Delirium itself is not a disease, but rather a clinical syndrome (a set of symptoms), which result from an underlying disease or new problem with mentation. Like its components (inability to focus attention, mental confusion and various impairments in awareness and temporal and spatial orientation), delirium is simply the common symptomatic manifestation of early brain or mental dysfunction (for any reason). Without careful assessment, delirium can easily be confused with a number of psychiatric disorders because many of the signs and symptoms are conditions present in dementia, depression, and psychosis.

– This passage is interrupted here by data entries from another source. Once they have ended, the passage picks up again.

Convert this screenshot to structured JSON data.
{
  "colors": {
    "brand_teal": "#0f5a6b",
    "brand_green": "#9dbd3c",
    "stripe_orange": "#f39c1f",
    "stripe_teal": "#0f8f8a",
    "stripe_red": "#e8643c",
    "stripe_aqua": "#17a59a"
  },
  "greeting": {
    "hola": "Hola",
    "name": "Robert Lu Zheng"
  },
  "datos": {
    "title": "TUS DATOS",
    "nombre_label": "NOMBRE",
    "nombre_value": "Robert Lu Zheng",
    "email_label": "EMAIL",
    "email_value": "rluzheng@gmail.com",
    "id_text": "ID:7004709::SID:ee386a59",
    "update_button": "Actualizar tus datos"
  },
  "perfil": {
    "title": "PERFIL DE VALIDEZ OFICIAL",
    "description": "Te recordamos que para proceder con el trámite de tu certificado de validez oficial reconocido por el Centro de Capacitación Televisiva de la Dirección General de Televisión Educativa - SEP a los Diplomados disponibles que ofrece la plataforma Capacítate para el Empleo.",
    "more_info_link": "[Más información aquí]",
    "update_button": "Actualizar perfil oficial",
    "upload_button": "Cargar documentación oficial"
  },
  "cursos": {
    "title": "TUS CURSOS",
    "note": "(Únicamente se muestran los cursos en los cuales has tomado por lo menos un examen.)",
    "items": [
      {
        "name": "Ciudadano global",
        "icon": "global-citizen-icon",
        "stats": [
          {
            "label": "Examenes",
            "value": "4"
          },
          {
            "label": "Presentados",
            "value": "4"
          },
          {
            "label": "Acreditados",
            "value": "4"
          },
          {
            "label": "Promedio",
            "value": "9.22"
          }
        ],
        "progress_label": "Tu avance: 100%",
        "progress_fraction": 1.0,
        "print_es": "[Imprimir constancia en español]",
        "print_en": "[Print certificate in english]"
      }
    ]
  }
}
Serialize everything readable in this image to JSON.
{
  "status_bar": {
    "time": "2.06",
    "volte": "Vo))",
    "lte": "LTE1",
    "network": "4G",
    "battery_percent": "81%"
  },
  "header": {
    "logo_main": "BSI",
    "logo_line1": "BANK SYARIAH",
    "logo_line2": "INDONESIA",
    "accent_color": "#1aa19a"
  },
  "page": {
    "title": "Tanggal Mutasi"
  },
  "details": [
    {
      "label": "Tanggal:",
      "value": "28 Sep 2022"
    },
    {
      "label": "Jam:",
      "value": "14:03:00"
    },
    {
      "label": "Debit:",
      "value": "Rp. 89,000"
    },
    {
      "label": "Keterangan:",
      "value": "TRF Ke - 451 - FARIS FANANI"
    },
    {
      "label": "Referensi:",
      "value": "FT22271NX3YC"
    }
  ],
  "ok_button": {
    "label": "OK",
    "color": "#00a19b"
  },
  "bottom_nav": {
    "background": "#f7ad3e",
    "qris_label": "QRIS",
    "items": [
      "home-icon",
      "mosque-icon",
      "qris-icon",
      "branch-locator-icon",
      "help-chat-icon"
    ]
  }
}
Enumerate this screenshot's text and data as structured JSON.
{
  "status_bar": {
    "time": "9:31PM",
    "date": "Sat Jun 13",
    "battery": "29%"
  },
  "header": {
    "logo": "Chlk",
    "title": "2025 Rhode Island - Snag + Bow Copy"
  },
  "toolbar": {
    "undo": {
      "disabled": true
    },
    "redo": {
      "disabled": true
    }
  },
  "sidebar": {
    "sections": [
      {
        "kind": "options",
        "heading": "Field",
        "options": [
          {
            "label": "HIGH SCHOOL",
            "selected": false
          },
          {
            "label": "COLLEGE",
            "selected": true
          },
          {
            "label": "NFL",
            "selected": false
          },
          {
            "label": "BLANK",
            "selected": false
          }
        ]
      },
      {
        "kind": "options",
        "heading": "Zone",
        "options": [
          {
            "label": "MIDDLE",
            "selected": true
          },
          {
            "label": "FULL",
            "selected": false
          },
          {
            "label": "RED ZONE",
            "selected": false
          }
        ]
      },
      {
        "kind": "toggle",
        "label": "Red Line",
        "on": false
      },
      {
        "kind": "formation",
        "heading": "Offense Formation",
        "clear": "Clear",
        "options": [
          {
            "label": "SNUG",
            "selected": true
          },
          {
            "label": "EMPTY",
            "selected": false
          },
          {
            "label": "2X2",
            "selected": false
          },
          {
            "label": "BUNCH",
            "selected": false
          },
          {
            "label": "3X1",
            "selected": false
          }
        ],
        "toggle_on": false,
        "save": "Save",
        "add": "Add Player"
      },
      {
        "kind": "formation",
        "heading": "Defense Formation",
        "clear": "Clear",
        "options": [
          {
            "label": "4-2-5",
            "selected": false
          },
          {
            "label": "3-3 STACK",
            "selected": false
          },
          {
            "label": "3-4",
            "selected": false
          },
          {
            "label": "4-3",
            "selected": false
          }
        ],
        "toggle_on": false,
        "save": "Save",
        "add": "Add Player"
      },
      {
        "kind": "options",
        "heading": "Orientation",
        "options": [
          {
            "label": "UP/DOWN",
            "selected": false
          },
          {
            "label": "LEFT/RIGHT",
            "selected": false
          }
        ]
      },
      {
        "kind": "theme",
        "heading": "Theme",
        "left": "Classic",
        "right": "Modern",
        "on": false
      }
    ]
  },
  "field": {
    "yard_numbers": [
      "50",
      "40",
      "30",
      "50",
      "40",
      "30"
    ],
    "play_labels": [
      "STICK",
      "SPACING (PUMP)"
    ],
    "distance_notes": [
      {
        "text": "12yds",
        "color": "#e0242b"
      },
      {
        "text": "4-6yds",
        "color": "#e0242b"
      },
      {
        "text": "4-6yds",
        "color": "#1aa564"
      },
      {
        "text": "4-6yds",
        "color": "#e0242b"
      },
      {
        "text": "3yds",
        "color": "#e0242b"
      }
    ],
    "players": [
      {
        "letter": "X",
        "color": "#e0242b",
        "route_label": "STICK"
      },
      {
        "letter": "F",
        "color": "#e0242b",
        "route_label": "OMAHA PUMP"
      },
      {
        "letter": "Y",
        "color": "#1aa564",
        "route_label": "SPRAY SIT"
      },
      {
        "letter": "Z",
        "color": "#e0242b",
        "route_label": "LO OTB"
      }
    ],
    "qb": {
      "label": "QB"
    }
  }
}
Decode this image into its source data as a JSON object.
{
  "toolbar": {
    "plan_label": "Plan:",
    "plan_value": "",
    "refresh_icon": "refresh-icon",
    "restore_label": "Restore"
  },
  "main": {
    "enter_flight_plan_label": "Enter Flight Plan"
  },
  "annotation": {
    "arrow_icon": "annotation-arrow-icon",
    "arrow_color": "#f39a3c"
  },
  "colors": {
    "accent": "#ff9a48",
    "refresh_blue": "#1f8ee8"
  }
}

Treatment of delirium requires treatment of the underlying causes. In some cases, temporary or palliative or symptomatic treatments are used to comfort patients or to allow better patient management (for example, a patient who, without understanding, is trying to pull out a ventilation tube that is required for survival). Delirium is probably the single most common acute disorder affecting adults in general hospitals. It affects 10-20% of all hospitalized adults, and 30-40% of elderly hospitalized patients and up to 80% of ICU patients.

This text uses material from Wikipedia licensed under CC BY-SA

Latest Spotlight News

Location of body fat can increase hypertension risk

People with fat around their abdominal area are at greater risk of developing hypertension when compared to those with similar body mass index but fat concentrations elsewhere on the body, according to a ...

Carcinogenic role of a protein in liver decoded

The human protein EGFR controls cell growth. It has mutated in case of many cancer cells or exists in excessive numbers. For this reason it serves as a point of attack for target-oriented therapies. A study ...

Neurons in human skin perform advanced calculations

Neurons in human skin perform advanced calculations, previously believed that only the brain could perform. This is according to a study from Umeå University in Sweden published in the journal Nature Ne ...

A nucleotide change could initiate fragile X syndrome

Researchers reveal how the alteration of a single nucleotide—the basic building block of DNA—could initiate fragile X syndrome, the most common inherited form of intellectual disability. The study appears ...

Training your brain to prefer healthy foods

It may be possible to train the brain to prefer healthy low-calorie foods over unhealthy higher-calorie foods, according to new research by scientists at the Jean Mayer USDA Human Nutrition Research Center ...